• Problem requirements: A complete answer lists every line of the entries below where the string "accel" appears.
··· Dataset content
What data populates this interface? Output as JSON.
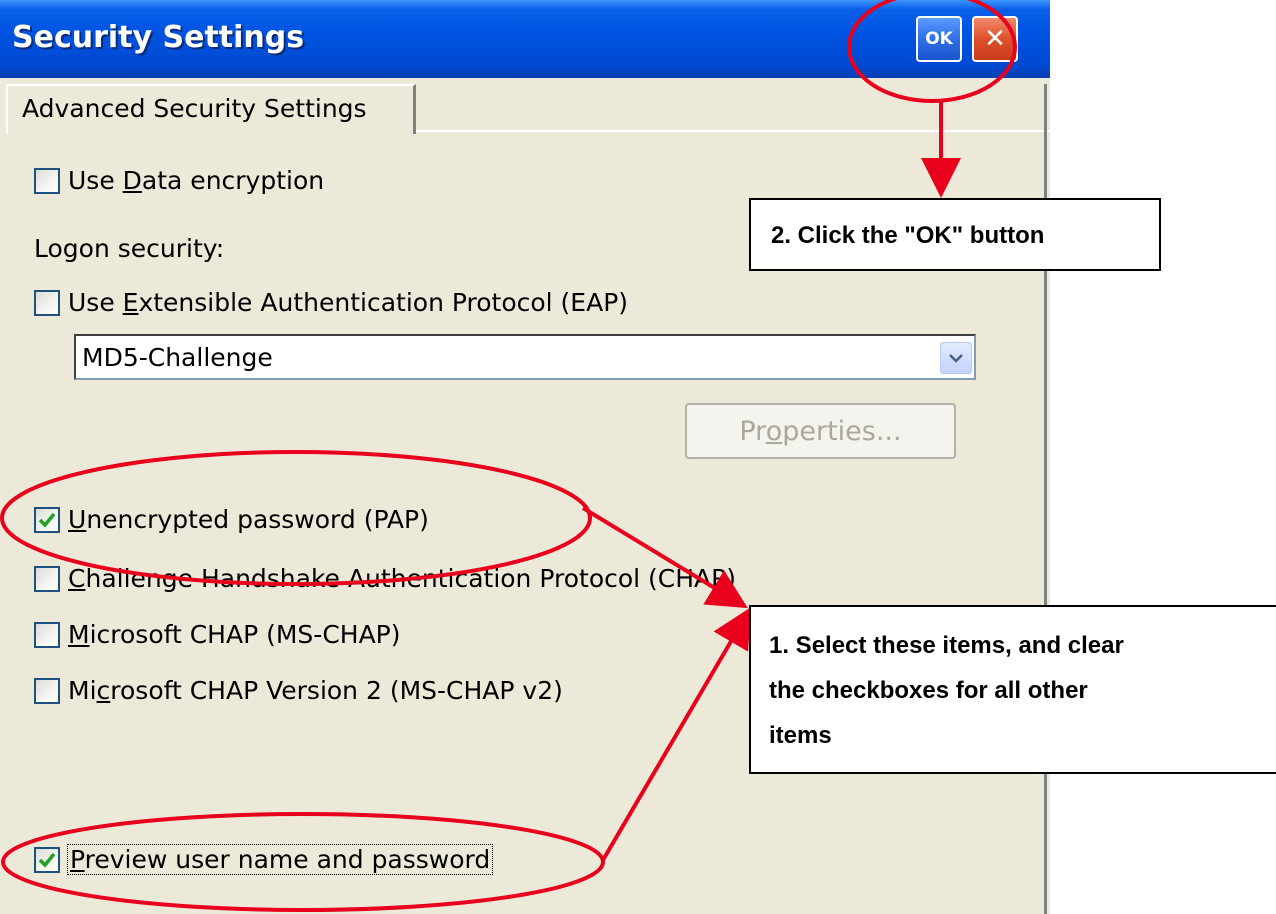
{
  "window": {
    "title": "Security Settings",
    "ok_label": "OK",
    "close_label": "✕"
  },
  "tabs": [
    {
      "label": "Advanced Security Settings",
      "selected": true
    }
  ],
  "options": {
    "data_encryption": {
      "label_pre": "Use ",
      "accel": "D",
      "label_post": "ata encryption",
      "checked": false
    },
    "logon_security_label": "Logon security:",
    "eap": {
      "label_pre": "Use ",
      "accel": "E",
      "label_post": "xtensible Authentication Protocol (EAP)",
      "checked": false
    },
    "eap_method": "MD5-Challenge",
    "properties_button": {
      "label_pre": "Pr",
      "accel": "o",
      "label_post": "perties...",
      "enabled": false
    },
    "pap": {
      "label_pre": "",
      "accel": "U",
      "label_post": "nencrypted password (PAP)",
      "checked": true
    },
    "chap": {
      "label_pre": "",
      "accel": "C",
      "label_post": "hallenge Handshake Authentication Protocol (CHAP)",
      "checked": false
    },
    "ms_chap": {
      "label_pre": "",
      "accel": "M",
      "label_post": "icrosoft CHAP (MS-CHAP)",
      "checked": false
    },
    "ms_chap_v2": {
      "label_pre": "Mi",
      "accel": "c",
      "label_post": "rosoft CHAP Version 2 (MS-CHAP v2)",
      "checked": false
    },
    "preview": {
      "label_pre": "",
      "accel": "P",
      "label_post": "review user name and password",
      "checked": true
    }
  },
  "annotations": {
    "step2": "2. Click the \"OK\" button",
    "step1_line1": "1. Select these items, and clear",
    "step1_line2": "the checkboxes for all other",
    "step1_line3": "items",
    "color": "#e8001c"
  },
  "colors": {
    "titlebar": "#0054e3",
    "window_bg": "#ece9d8",
    "checkbox_border": "#1c5180",
    "checkmark": "#21a121"
  }
}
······
• Answer to the problem:
      "accel": "D",
      "accel": "E",
      "accel": "o",
      "accel": "U",
      "accel": "C",
      "accel": "M",
      "accel": "c",
      "accel": "P",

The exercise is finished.